(Work to complete)
Collect from the data below each line with "label".

(Entries from a dataset of interfaces)
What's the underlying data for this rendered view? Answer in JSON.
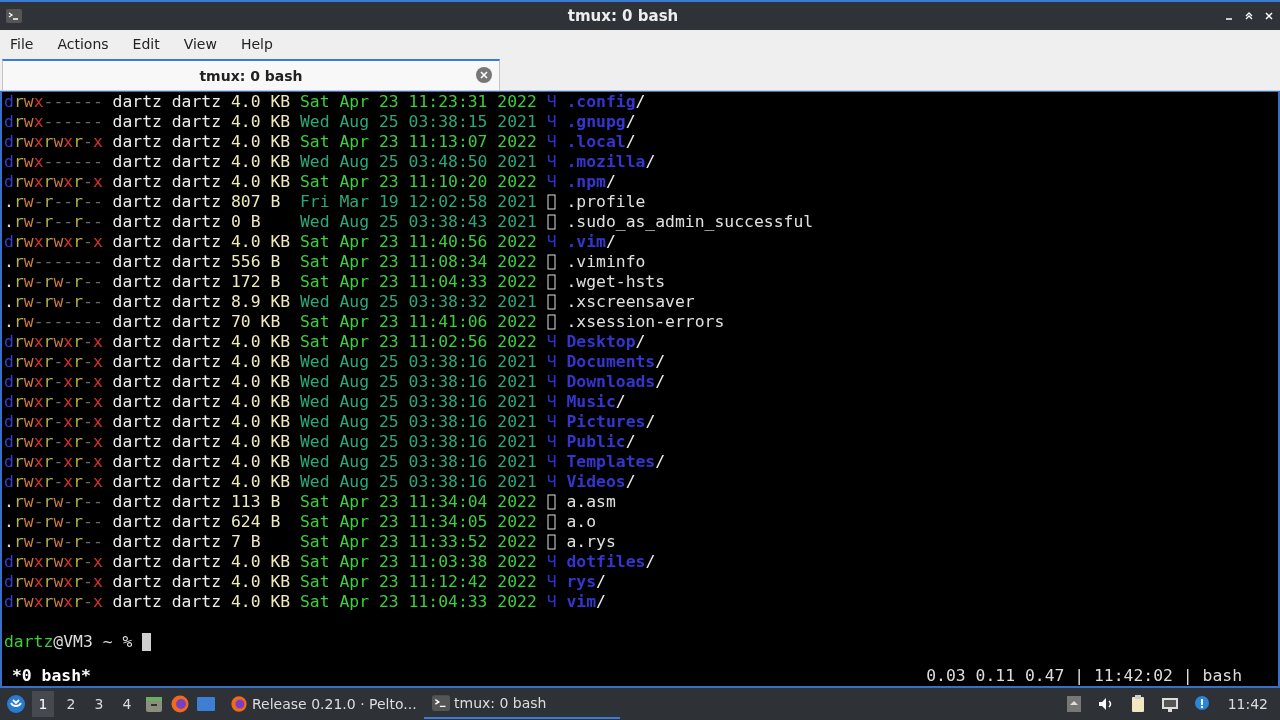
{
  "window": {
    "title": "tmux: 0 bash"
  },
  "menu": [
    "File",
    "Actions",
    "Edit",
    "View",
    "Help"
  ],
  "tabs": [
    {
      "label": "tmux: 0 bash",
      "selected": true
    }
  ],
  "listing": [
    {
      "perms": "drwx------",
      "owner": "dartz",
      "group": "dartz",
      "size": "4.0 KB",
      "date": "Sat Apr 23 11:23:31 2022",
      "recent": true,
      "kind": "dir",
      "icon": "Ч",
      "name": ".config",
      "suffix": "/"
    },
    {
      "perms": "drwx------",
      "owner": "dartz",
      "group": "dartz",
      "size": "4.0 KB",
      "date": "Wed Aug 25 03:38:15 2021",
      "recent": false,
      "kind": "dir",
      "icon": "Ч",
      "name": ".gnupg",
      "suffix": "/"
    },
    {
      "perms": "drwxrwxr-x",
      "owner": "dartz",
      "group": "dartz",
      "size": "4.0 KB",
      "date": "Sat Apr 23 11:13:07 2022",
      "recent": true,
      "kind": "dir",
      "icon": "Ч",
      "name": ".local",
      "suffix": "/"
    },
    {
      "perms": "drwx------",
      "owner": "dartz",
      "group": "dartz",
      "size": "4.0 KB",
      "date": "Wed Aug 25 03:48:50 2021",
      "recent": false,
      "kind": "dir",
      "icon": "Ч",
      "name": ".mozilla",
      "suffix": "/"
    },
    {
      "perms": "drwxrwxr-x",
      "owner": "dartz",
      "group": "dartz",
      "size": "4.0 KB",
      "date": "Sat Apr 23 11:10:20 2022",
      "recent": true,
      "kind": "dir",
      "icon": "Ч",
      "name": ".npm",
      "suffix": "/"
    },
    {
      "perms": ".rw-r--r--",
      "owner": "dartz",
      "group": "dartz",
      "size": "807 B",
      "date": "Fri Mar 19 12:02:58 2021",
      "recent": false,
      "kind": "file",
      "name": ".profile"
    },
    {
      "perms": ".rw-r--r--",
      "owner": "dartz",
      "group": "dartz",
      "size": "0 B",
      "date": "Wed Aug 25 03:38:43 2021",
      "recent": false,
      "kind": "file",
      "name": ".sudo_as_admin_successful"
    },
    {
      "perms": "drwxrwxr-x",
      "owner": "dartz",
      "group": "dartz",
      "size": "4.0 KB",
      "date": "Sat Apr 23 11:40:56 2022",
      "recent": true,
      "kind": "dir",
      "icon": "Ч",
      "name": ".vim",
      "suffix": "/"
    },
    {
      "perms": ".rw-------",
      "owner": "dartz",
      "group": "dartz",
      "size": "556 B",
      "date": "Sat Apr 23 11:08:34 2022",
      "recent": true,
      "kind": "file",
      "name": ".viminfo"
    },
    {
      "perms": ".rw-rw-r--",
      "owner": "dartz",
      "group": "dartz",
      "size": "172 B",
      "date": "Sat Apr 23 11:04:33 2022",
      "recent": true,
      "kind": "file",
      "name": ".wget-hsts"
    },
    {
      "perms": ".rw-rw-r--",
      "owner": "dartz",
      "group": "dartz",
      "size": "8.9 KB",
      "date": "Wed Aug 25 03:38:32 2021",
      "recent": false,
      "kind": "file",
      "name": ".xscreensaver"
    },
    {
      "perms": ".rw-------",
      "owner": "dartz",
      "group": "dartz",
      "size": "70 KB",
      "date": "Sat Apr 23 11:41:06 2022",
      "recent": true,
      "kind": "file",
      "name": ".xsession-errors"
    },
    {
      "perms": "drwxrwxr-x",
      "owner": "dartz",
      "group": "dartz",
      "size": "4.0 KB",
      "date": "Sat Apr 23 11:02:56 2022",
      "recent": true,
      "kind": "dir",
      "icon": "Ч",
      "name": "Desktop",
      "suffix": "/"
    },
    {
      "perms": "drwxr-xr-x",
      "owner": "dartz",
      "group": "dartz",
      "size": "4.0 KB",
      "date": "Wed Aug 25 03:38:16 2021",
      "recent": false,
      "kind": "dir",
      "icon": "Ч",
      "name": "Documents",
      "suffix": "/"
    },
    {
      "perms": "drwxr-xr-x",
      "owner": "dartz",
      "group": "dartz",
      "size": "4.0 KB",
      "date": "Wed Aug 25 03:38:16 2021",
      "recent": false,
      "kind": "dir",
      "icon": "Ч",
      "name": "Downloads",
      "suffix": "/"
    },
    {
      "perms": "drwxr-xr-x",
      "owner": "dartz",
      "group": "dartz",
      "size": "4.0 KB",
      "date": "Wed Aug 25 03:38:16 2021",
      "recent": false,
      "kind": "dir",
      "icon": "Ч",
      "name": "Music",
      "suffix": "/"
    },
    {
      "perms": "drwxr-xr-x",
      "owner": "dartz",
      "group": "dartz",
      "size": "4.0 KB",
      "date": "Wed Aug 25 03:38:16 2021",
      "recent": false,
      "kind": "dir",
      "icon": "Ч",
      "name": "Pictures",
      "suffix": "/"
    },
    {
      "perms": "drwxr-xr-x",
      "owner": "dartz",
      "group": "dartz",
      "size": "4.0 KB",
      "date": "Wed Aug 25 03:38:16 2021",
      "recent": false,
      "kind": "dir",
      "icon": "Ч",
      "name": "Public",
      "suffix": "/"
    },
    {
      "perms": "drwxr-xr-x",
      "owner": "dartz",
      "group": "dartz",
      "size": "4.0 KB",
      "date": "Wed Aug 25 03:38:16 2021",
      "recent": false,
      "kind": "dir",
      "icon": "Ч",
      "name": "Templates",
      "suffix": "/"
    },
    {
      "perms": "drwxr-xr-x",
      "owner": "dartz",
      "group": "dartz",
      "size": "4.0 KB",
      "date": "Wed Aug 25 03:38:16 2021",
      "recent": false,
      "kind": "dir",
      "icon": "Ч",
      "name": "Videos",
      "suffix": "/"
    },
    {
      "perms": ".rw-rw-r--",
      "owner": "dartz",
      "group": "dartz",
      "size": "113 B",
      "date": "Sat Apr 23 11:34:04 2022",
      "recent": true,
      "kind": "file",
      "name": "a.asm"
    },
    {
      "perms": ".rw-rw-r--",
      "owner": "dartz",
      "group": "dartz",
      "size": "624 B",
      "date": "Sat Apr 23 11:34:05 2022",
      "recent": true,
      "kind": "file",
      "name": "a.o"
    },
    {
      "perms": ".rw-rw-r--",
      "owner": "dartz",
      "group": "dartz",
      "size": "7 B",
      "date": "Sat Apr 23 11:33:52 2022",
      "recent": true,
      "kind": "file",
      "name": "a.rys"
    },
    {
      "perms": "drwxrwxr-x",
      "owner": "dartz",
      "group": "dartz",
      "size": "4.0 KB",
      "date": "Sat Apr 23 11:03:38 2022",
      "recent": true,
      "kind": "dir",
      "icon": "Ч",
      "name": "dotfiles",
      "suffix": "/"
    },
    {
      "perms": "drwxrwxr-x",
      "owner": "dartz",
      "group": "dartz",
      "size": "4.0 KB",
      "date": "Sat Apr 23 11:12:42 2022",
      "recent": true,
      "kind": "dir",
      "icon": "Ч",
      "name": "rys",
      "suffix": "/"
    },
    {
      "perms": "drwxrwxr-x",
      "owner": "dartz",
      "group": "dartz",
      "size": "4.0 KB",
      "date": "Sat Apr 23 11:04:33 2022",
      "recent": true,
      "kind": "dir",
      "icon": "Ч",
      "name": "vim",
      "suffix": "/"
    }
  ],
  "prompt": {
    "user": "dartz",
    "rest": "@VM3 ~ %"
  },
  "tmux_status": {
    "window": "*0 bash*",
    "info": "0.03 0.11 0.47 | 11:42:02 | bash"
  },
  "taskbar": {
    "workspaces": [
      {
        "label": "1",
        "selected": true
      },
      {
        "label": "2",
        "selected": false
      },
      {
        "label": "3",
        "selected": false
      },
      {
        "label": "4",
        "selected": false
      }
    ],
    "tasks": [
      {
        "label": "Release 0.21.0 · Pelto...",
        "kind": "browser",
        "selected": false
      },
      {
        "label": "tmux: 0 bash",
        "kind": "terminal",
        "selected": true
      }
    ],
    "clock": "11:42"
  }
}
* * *
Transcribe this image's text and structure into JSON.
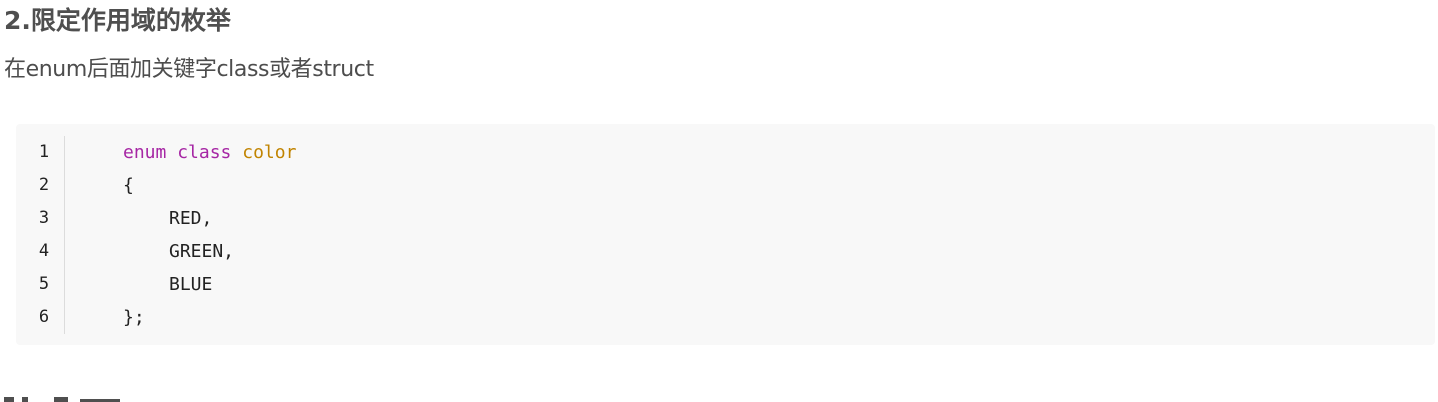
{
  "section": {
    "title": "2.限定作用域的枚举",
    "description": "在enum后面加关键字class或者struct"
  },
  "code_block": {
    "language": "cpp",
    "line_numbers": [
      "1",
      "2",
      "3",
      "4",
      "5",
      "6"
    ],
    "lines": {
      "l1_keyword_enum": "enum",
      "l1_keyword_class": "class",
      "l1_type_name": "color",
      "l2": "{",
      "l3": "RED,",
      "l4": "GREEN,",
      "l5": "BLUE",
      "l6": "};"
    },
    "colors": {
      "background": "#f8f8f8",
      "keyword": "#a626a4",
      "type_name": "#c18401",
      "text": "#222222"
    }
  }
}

(Answer for this exercise)
      "label": "tmux: 0 bash",
        "label": "1",
        "label": "2",
        "label": "3",
        "label": "4",
        "label": "Release 0.21.0 · Pelto...",
        "label": "tmux: 0 bash",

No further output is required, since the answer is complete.